I like what writer Charles Moore says about the title of the book in The Telegraph: "Slater is right about toast - as evocative a one-word title about an English upbringing as one can imagine."
The beginning of the book goes with the title: "My mother is scraping a piece of burned toast out of the kitchen window, a crease of annoyance across her forehead". He does seem a bit harsh in judging the various figures from his childhood. His mother is adjudged an awful cook, his father rather a cold character who he once-in-a-while discovers masturbating in the greenhouse, his stepmother is a cleaner with a penchant for troubling the young Nigel. He gets his back on her, it seems, by portraying her as a gold-digger who left her husband and daughters to snag Slater Senior. Yes, Nigel is rather unforgiving in his depiction of her in the book, especially the part where he implies that she overcooked intentionally and that it led to his father's death. However veiled an accusation it might come across, it still is a veritable insult to which his stepsisters reacted strongly in interviews to newspapers. They too accused him, of lying. What probably got their goat is when the book is made into a film, when we all know that characters often always get exaggerated.

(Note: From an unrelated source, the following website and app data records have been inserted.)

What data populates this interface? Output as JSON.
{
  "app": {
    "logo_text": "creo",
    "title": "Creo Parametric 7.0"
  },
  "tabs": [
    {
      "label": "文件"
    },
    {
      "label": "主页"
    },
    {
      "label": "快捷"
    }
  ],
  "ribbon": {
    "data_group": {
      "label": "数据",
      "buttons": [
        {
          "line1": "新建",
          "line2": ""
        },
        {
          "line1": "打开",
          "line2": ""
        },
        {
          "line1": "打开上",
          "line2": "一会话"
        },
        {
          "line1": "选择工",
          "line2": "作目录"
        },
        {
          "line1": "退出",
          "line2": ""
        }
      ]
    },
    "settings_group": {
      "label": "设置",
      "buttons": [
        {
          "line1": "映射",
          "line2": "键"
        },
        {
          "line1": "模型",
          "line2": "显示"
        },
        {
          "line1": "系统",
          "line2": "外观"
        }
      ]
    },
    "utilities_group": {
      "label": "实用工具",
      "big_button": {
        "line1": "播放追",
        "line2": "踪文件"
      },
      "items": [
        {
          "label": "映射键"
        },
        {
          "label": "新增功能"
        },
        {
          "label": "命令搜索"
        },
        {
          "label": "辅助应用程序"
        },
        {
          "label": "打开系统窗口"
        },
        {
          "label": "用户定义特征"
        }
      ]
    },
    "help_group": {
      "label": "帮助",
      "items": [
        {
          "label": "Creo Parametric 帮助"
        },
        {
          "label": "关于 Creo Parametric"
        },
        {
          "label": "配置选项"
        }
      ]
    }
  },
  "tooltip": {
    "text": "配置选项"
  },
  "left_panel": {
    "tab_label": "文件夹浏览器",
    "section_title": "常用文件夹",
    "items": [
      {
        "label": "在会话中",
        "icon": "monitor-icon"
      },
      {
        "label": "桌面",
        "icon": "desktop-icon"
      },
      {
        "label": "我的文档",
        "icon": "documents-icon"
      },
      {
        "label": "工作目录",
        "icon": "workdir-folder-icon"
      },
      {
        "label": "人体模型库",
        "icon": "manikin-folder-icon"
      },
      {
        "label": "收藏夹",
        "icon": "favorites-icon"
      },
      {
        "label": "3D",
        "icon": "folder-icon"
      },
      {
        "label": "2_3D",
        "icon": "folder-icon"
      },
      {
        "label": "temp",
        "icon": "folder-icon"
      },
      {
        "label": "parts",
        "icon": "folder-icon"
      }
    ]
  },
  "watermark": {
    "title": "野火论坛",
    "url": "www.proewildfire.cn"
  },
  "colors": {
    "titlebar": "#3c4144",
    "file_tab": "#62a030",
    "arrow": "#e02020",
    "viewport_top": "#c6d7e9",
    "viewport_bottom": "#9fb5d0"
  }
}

Yet behind all the bitching, I did feel sorry for the lonely little boy who never really got over the death of his mother or could accept the new woman in his father's and his life. He finds refuge in food. In mint humbugs, fairy drops, refreshers, sherbet lemons, acid drops and chocolate limes. "The price for which was mouth ulcers the size of shirt buttons..."
Holidays for him meant "sticks of rock, pink or humbug-striped with red letters running through it". I particularly loved his take on bread-and-butter pudding. When he says: "I love the layers of sweet, quivering custard, juicy raisins, and puffed, golden crust. I love the way it sings quietly in the oven; the way it wobbles on the spoon. You can't smell a hug. You can't hear a cuddle. But if you could, I reckon it would smell and sound of warm bread-and-butter pudding".
It is this ability to juxtapose food with emotions and moments that got me. Writer Matthew Fort notes in The Observer:
"Proust was not the first to use food as the spring to memory. The genre of the food autobiography goes back at least to Apuleius and Archestratus. More recently Americans have proved to be exceptionally adept at it - Calvin Trilling, AJ Leibling, Ruth Reichl, and, the greatest of all, MFK Fisher, all revelled in la recherche des gourmandises perdues. However, in keeping with our national reticence on matters of food, we British have been more circumspect in making the connection between food and the inner person.
In Toast, however, this connection is not simply explicit: food - jam tarts and Arctic Roll, Bird's Custard and Cadbury's MiniRoll, flapjacks and lamb chops with fat 'still hot wobbly and meat juicy' and a thousand other gustatory experiences - was the boy, is the man."